*Exercise directions*: Below are some records. How many of their lines contain the string "watermark"? Answer with the number alone.

*Input material*:

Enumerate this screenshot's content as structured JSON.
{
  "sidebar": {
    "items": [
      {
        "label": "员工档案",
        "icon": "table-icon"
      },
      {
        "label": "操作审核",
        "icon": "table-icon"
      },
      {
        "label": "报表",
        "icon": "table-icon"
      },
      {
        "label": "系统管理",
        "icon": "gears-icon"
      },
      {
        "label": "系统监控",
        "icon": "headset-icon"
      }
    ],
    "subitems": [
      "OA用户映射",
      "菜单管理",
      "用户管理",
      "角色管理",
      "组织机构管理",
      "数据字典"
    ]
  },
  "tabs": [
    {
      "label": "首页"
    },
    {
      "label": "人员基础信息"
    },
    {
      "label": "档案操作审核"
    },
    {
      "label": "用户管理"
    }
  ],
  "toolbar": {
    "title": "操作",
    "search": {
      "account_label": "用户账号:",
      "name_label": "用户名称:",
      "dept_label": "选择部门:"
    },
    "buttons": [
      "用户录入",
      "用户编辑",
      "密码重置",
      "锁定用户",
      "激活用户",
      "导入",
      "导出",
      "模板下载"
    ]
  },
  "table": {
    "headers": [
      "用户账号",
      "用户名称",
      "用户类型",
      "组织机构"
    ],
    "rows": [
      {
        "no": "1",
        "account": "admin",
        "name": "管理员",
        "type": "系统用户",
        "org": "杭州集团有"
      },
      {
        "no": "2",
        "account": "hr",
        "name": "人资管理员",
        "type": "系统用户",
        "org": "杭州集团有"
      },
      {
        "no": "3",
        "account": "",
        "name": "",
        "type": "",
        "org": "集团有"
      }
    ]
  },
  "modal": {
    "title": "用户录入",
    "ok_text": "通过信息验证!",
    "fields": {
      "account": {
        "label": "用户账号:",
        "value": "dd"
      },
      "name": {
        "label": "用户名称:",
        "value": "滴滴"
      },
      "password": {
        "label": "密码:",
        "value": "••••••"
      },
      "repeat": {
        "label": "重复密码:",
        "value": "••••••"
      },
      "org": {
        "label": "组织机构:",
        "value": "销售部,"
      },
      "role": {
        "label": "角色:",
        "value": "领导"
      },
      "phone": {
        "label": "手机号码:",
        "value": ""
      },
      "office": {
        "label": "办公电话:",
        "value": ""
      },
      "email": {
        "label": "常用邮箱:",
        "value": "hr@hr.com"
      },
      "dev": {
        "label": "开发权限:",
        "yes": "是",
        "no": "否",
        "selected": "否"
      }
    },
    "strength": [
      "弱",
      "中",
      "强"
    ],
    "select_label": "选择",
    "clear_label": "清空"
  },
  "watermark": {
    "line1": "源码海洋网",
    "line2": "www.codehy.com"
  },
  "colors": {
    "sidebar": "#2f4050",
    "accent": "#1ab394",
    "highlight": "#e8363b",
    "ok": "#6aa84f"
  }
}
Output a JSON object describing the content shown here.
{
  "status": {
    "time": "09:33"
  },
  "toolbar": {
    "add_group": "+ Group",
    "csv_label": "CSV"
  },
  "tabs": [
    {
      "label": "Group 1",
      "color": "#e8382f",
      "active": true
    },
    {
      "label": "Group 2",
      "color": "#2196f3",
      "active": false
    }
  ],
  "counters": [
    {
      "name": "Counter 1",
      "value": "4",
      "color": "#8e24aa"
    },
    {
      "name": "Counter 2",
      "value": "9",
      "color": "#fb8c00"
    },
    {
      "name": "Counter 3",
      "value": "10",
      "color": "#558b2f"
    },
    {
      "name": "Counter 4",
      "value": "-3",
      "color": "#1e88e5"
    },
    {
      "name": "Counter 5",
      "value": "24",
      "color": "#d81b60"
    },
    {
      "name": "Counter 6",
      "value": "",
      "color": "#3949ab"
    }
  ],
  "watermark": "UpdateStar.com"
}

*Exercise solution*: 2